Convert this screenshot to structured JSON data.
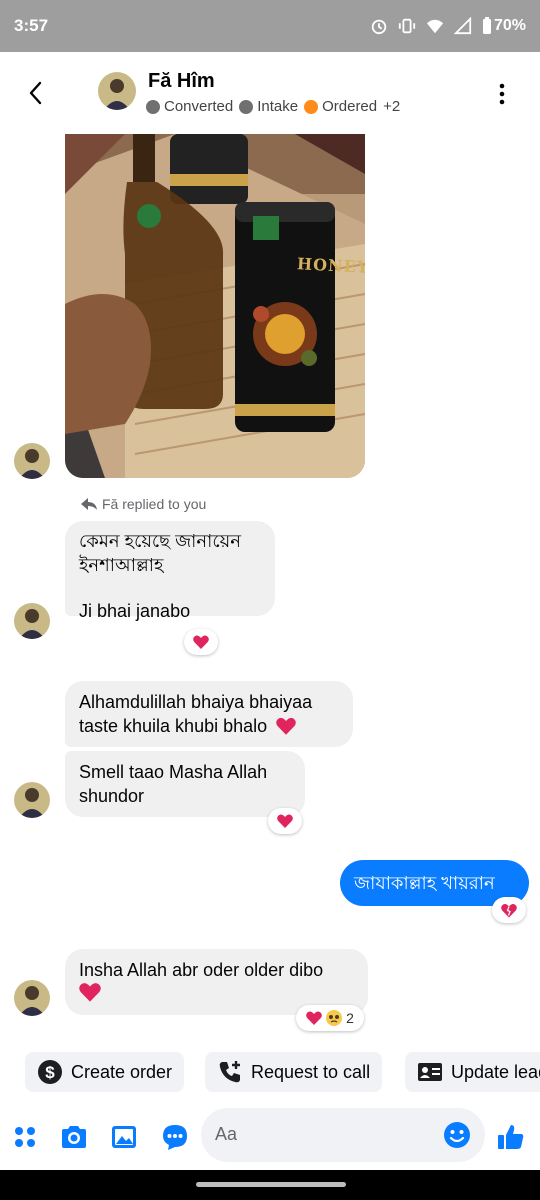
{
  "status": {
    "time": "3:57",
    "battery": "70%"
  },
  "contact": {
    "name": "Fă Hîm",
    "tags": [
      {
        "label": "Converted",
        "color": "#707070"
      },
      {
        "label": "Intake",
        "color": "#707070"
      },
      {
        "label": "Ordered",
        "color": "#ff8c1a"
      }
    ],
    "more": "+2"
  },
  "messages": {
    "reply_note": "Fă replied to you",
    "m1_line1": "কেমন হয়েছে জানায়েন",
    "m1_line2": "ইনশাআল্লাহ",
    "m1_line3": "Ji bhai janabo",
    "m2": "Alhamdulillah bhaiya bhaiyaa taste khuila khubi bhalo",
    "m3": "Smell taao Masha Allah shundor",
    "m4": "জাযাকাল্লাহ খায়রান",
    "m5": "Insha Allah abr oder older dibo",
    "m5_reaction_count": "2"
  },
  "actions": {
    "create_order": "Create order",
    "request_call": "Request to call",
    "update_lead": "Update lead"
  },
  "composer": {
    "placeholder": "Aa"
  },
  "colors": {
    "accent": "#0a7cff",
    "bubble_in": "#f0f0f0",
    "heart": "#e0245e"
  }
}
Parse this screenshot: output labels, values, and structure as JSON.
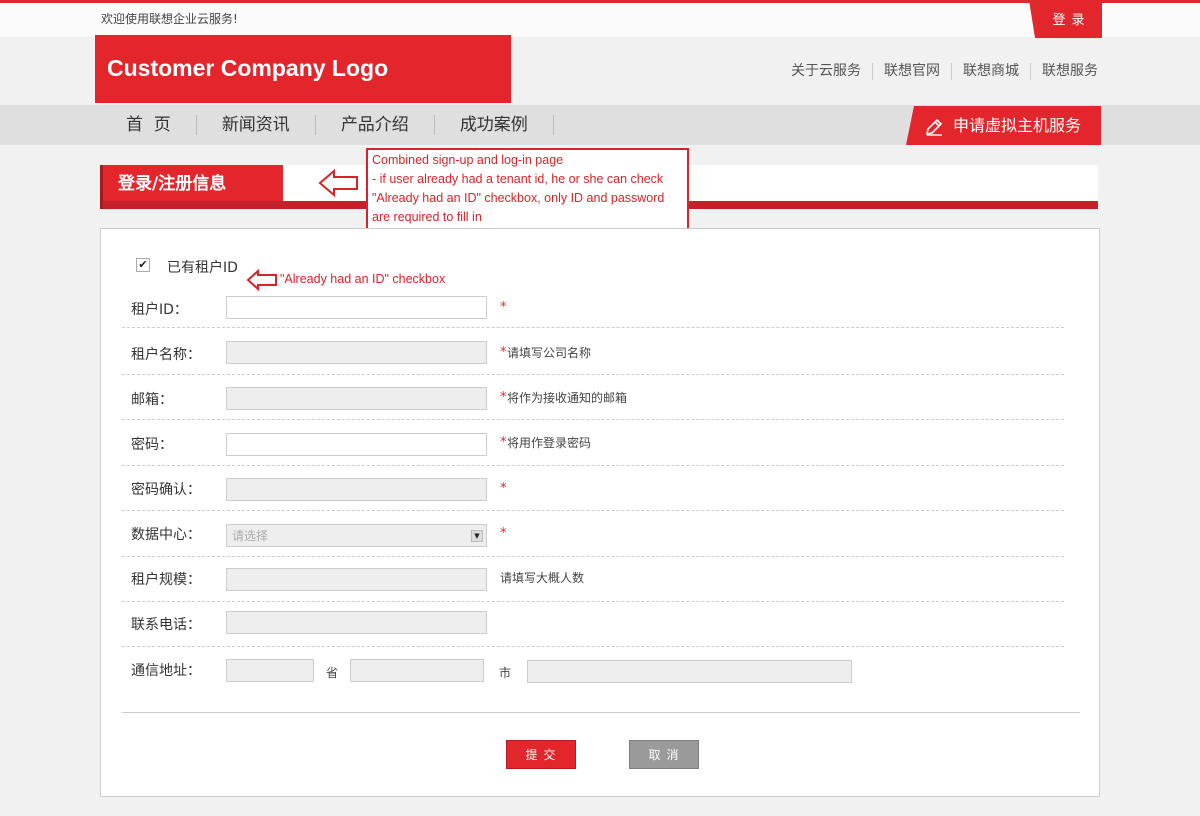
{
  "topbar": {
    "welcome": "欢迎使用联想企业云服务!",
    "login": "登录"
  },
  "header": {
    "logo": "Customer Company Logo",
    "links": [
      "关于云服务",
      "联想官网",
      "联想商城",
      "联想服务"
    ]
  },
  "nav": {
    "items": [
      "首  页",
      "新闻资讯",
      "产品介绍",
      "成功案例"
    ],
    "apply_label": "申请虚拟主机服务",
    "apply_icon": "pencil-icon"
  },
  "section": {
    "title": "登录/注册信息"
  },
  "annotations": {
    "note": "Combined sign-up and log-in page\n- if user already had a tenant id, he or she can check \"Already had an ID\" checkbox, only ID and password are required to fill in\n- if user didn't have a tenant id, he or she can directly register in the same page",
    "checkbox_note": "\"Already had an ID\" checkbox",
    "arrow_color": "#d9232a"
  },
  "form": {
    "has_id_checked": true,
    "has_id_label": "已有租户ID",
    "tenant_id": {
      "label": "租户ID：",
      "value": "",
      "required": "*"
    },
    "tenant_name": {
      "label": "租户名称：",
      "value": "",
      "required": "*",
      "hint": "请填写公司名称"
    },
    "email": {
      "label": "邮箱：",
      "value": "",
      "required": "*",
      "hint": "将作为接收通知的邮箱"
    },
    "password": {
      "label": "密码：",
      "value": "",
      "required": "*",
      "hint": "将用作登录密码"
    },
    "password_confirm": {
      "label": "密码确认：",
      "value": "",
      "required": "*"
    },
    "datacenter": {
      "label": "数据中心：",
      "placeholder": "请选择",
      "required": "*"
    },
    "tenant_size": {
      "label": "租户规模：",
      "value": "",
      "hint": "请填写大概人数"
    },
    "phone": {
      "label": "联系电话：",
      "value": ""
    },
    "address": {
      "label": "通信地址：",
      "province_unit": "省",
      "city_unit": "市"
    },
    "submit": "提交",
    "cancel": "取消"
  },
  "colors": {
    "brand_red": "#e3262c",
    "dark_red": "#c22228",
    "cancel_gray": "#9a9a9a"
  }
}
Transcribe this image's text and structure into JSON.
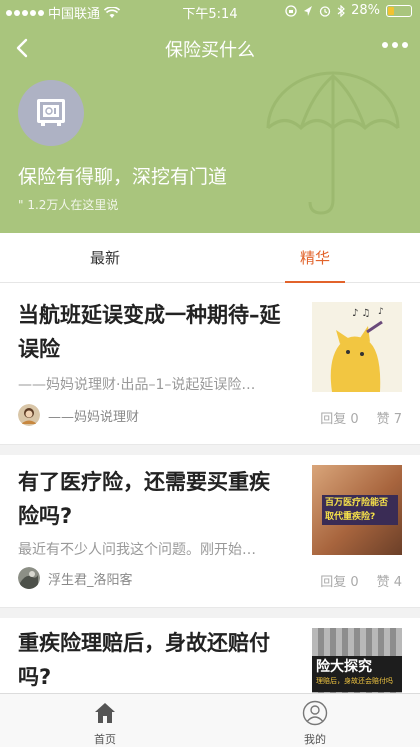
{
  "status_bar": {
    "carrier": "中国联通",
    "time": "下午5:14",
    "battery_percent": "28%",
    "battery_level": 0.28
  },
  "nav": {
    "title": "保险买什么"
  },
  "hero": {
    "title": "保险有得聊，深挖有门道",
    "subtitle": "\" 1.2万人在这里说"
  },
  "tabs": [
    {
      "label": "最新",
      "active": false
    },
    {
      "label": "精华",
      "active": true
    }
  ],
  "articles": [
    {
      "title": "当航班延误变成一种期待–延误险",
      "snippet": "——妈妈说理财·出品–1–说起延误险…",
      "author": "——妈妈说理财",
      "replies": "回复 0",
      "likes": "赞 7"
    },
    {
      "title": "有了医疗险，还需要买重疾险吗?",
      "snippet": "最近有不少人问我这个问题。刚开始…",
      "author": "浮生君_洛阳客",
      "replies": "回复 0",
      "likes": "赞 4",
      "thumb_text": "百万医疗险能否取代重疾险?"
    },
    {
      "title": "重疾险理赔后，身故还赔付吗?",
      "thumb_text": "险大探究",
      "thumb_sub": "理赔后，身故还会赔付吗"
    }
  ],
  "bottom_nav": [
    {
      "label": "首页",
      "icon": "home-icon"
    },
    {
      "label": "我的",
      "icon": "profile-icon"
    }
  ],
  "colors": {
    "hero_bg": "#a9c57d",
    "accent": "#e2632b"
  }
}
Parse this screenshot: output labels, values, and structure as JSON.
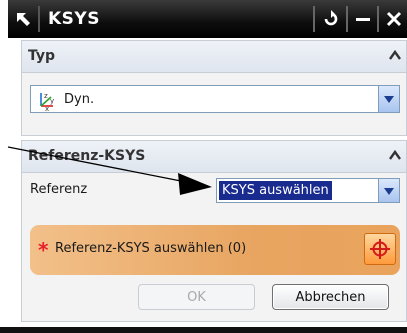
{
  "window": {
    "title": "KSYS"
  },
  "typ_group": {
    "header": "Typ",
    "selected_type": "Dyn.",
    "selected_type_icon": "csys-axes-icon"
  },
  "reference_group": {
    "header": "Referenz-KSYS",
    "reference_label": "Referenz",
    "reference_value": "KSYS auswählen",
    "select_prompt_marker": "*",
    "select_prompt": "Referenz-KSYS auswählen (0)",
    "select_icon": "crosshair-icon"
  },
  "footer": {
    "ok_label": "OK",
    "cancel_label": "Abbrechen"
  },
  "colors": {
    "title_bar": "#000000",
    "selection_row": "#e9a35c",
    "required_star": "#e8202a",
    "highlight_selection": "#1a2b8f"
  }
}
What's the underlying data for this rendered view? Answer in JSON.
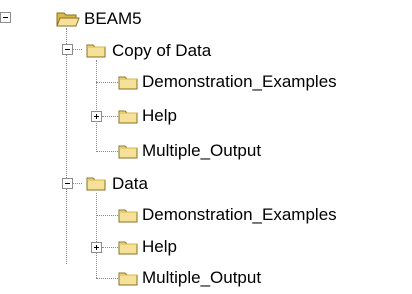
{
  "tree": {
    "root": {
      "label": "BEAM5",
      "state": "expanded",
      "children": [
        {
          "label": "Copy of Data",
          "state": "expanded",
          "children": [
            {
              "label": "Demonstration_Examples",
              "state": "leaf"
            },
            {
              "label": "Help",
              "state": "collapsed"
            },
            {
              "label": "Multiple_Output",
              "state": "leaf"
            }
          ]
        },
        {
          "label": "Data",
          "state": "expanded",
          "children": [
            {
              "label": "Demonstration_Examples",
              "state": "leaf"
            },
            {
              "label": "Help",
              "state": "collapsed"
            },
            {
              "label": "Multiple_Output",
              "state": "leaf"
            }
          ]
        }
      ]
    }
  },
  "icons": {
    "expanded": "minus-expander-icon",
    "collapsed": "plus-expander-icon",
    "folder_closed": "folder-icon",
    "folder_open": "open-folder-icon"
  },
  "colors": {
    "folder_fill": "#f5e197",
    "folder_shade": "#d9b94a",
    "folder_outline": "#8a7020",
    "tree_lines": "#8a8a8a",
    "text": "#000000",
    "background": "#ffffff"
  }
}
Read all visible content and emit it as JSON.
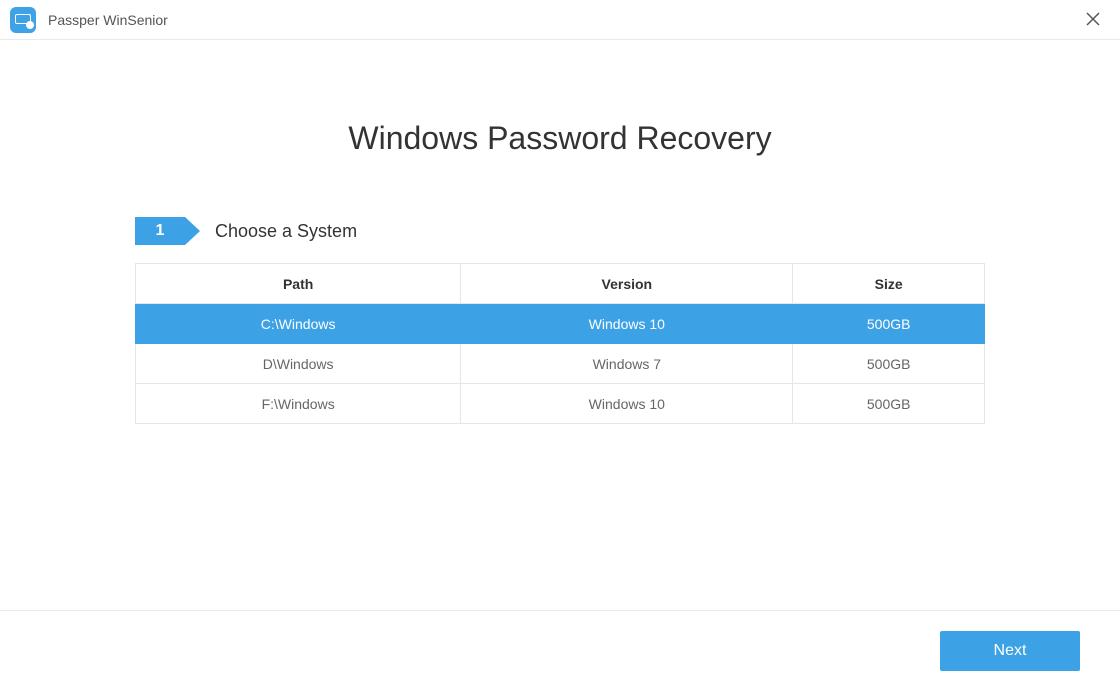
{
  "app": {
    "title": "Passper WinSenior",
    "icon": "monitor-lock-icon"
  },
  "page": {
    "title": "Windows Password Recovery"
  },
  "step": {
    "number": "1",
    "label": "Choose a System"
  },
  "table": {
    "headers": {
      "path": "Path",
      "version": "Version",
      "size": "Size"
    },
    "rows": [
      {
        "path": "C:\\Windows",
        "version": "Windows 10",
        "size": "500GB",
        "selected": true
      },
      {
        "path": "D\\Windows",
        "version": "Windows 7",
        "size": "500GB",
        "selected": false
      },
      {
        "path": "F:\\Windows",
        "version": "Windows 10",
        "size": "500GB",
        "selected": false
      }
    ]
  },
  "footer": {
    "next_label": "Next"
  }
}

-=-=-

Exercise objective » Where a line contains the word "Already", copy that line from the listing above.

Exercise output »
    "note": "Combined sign-up and log-in page\n- if user already had a tenant id, he or she can check \"Already had an ID\" checkbox, only ID and password are required to fill in\n- if user didn't have a tenant id, he or she can directly register in the same page",
    "checkbox_note": "\"Already had an ID\" checkbox",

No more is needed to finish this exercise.